Witchfinder’s Sister by Beth Underdown
VIVID AND TERRIFYING' Paula Hawkins, author of The Girl on the Train 'A tense, surprising and elegantly-crafted novel' Ian McGuire, author of The North Water 'The number of women my brother Matthew killed, so far as I can reckon it, is one hundred and six...' 1645. When Alice Hopkins' husband dies in a tragic accident, she returns to the small Essex town of Manningtree, where her brother Matthew still lives. But home is no longer a place of safety.

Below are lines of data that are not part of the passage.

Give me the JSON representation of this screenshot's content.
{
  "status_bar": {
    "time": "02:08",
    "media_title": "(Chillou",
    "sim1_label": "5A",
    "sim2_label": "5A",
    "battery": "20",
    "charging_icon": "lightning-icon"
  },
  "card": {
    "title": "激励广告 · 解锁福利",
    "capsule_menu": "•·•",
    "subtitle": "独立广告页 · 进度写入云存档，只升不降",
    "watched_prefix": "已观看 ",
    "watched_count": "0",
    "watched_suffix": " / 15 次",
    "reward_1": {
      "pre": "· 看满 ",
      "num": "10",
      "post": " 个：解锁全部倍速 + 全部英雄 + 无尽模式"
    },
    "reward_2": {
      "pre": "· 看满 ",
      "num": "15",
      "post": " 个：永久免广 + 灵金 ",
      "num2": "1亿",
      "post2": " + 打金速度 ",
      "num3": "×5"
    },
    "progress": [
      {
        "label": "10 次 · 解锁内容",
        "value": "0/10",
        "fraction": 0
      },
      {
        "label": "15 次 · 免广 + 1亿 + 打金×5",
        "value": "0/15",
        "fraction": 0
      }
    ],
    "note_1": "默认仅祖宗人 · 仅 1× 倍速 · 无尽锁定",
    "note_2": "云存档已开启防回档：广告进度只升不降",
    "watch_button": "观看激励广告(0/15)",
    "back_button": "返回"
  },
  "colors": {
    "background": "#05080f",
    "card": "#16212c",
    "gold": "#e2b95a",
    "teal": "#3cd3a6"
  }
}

Matthew has changed, and there are rumours spreading through the town: whispers of witchcraft, and of a great book, in which he is gathering women's names. To what lengths will Matthew's obsession drive him? And what choice will Alice make, when she finds herself at the very heart of his plan? Based on a true story, this beautiful and haunting historical thriller is perfect for fans of Sarah Waters, The Miniaturist and Burial Rites. 'A clever, pacey read that blends truth and fiction...what elevates this book above other historical thrillers are the questions that Underdown asks about the nature of power, fear and how easy it is to become complicit in terrible acts' The Times 'A chilling, creeping novel with very obvious parallels to more modern forms of witch-hints and misogyny, but is still firmly rooted in an England torn apart by civil war and gripped by religious fervour' Red 'A haunting, brooding debut' Psychologies 'At once a feminist parable and an old-fashioned, check-twice-under-the-bed thriller' Patrick Gale 'A richly told and utterly compelling tale, with shades of Hilary Mantel' Kate Hamer, author of The Girl in the Red Coat 'Anyone who liked Cecilia Ekback's Wolf Winter is going to love this' Natasha Pulley, author of The Watchmaker of Filigree Street 'Beth Underdown grips us from the outset and won't let go.
..at once a feminist parable and an old-fashioned, check-twice-under-the-bed thriller' Patrick Gale, author of Notes from an Exhibition 'A tense, surprising and elegantly-crafted novel' Ian McGuire, author of The North Water 'Beth Underdown cleverly creates a compelling atmosphere of dread and claustrophobia...Even from the distance of nearly four hundred years, her Matthew Hopkins is a genuinely frightening monster' Kate Riordan 'Superb: dark, terrifying and utterly compelling' Tracy Borman